§ **EXERCISE INPUT**:
• • • • • • •

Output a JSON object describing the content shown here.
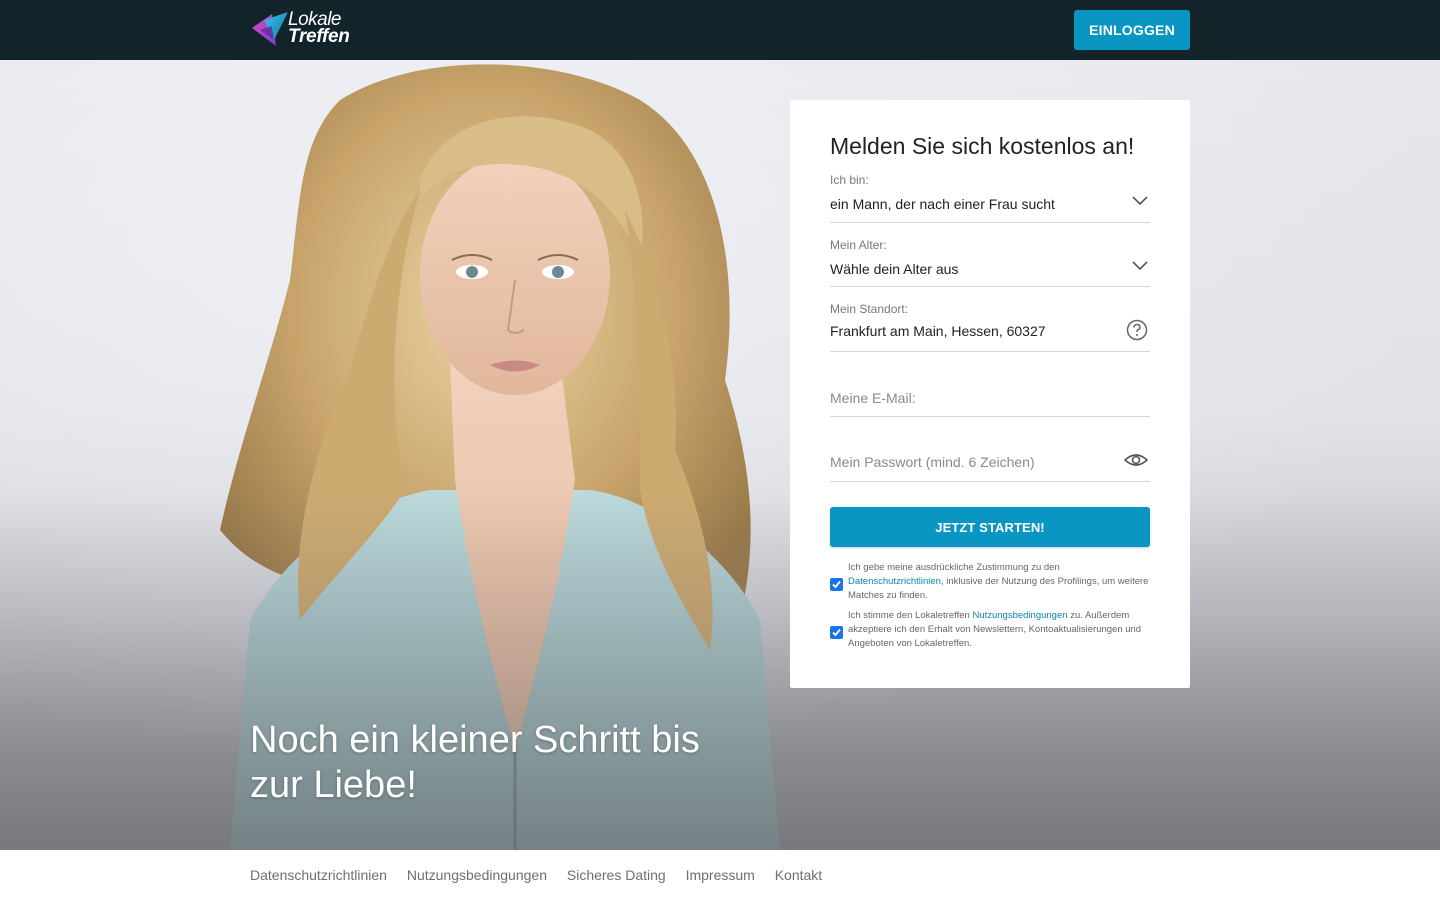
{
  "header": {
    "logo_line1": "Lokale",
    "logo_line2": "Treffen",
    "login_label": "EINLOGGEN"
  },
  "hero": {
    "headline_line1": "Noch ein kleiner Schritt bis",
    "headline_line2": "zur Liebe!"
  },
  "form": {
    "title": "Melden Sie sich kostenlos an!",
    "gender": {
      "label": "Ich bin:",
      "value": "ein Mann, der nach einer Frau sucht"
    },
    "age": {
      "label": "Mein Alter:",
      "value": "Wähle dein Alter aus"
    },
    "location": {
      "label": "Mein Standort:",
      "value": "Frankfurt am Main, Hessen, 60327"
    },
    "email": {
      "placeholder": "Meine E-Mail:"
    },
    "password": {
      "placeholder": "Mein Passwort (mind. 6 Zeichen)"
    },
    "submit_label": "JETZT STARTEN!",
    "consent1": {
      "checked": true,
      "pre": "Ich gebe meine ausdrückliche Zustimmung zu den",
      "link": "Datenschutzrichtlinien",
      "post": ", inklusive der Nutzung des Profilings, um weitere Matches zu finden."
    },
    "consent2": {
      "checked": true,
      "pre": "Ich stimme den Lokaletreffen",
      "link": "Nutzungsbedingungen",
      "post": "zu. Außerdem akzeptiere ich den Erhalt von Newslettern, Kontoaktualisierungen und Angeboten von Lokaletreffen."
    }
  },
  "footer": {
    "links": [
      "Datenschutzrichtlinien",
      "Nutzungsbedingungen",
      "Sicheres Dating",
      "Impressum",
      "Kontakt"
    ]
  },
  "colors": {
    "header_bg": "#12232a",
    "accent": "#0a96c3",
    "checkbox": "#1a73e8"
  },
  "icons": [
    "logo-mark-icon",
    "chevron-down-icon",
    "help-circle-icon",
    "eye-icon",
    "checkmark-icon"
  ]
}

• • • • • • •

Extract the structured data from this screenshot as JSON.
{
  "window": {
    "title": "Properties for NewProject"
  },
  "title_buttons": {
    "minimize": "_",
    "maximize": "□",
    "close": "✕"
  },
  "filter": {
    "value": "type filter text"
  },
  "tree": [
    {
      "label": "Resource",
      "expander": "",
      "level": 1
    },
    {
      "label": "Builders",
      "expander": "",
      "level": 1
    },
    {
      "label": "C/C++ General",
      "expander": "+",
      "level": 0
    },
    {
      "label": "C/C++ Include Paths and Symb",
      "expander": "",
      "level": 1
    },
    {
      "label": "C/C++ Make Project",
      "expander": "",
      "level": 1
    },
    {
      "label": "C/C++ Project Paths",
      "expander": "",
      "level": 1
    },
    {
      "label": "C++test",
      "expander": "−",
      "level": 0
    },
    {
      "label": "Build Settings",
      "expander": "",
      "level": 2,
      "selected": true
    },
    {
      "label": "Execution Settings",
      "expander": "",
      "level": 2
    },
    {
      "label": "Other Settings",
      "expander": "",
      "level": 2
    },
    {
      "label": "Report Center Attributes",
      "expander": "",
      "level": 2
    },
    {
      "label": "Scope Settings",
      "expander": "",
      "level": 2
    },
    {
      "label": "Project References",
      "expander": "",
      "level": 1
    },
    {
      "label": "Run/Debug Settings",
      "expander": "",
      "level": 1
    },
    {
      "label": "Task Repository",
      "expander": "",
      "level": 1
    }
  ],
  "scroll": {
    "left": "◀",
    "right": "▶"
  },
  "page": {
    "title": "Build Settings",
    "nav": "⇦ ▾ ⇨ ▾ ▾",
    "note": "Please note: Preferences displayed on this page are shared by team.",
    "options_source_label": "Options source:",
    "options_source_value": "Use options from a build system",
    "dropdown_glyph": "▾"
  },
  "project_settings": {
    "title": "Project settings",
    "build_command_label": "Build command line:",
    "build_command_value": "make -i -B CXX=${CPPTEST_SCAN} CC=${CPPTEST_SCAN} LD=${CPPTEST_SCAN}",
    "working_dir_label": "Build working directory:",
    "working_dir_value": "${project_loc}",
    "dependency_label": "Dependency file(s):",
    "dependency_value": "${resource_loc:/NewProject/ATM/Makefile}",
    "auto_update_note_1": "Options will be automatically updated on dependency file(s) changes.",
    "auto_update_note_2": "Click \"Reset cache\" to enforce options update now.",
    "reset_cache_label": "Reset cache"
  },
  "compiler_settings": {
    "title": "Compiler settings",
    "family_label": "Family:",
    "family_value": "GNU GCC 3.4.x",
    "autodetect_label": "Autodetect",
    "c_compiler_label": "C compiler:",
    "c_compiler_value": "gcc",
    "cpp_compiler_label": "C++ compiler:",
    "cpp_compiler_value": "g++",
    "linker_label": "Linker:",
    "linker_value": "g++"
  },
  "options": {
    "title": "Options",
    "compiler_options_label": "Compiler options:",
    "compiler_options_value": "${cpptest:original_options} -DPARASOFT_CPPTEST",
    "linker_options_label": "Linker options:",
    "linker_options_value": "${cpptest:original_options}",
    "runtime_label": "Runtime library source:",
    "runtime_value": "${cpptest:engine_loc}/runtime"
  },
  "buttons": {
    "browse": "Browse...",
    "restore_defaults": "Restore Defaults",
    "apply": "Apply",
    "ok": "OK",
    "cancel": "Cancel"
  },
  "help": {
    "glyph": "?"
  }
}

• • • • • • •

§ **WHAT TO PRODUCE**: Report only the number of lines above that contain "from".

§ **ANSWER TO THIS TASK**: 2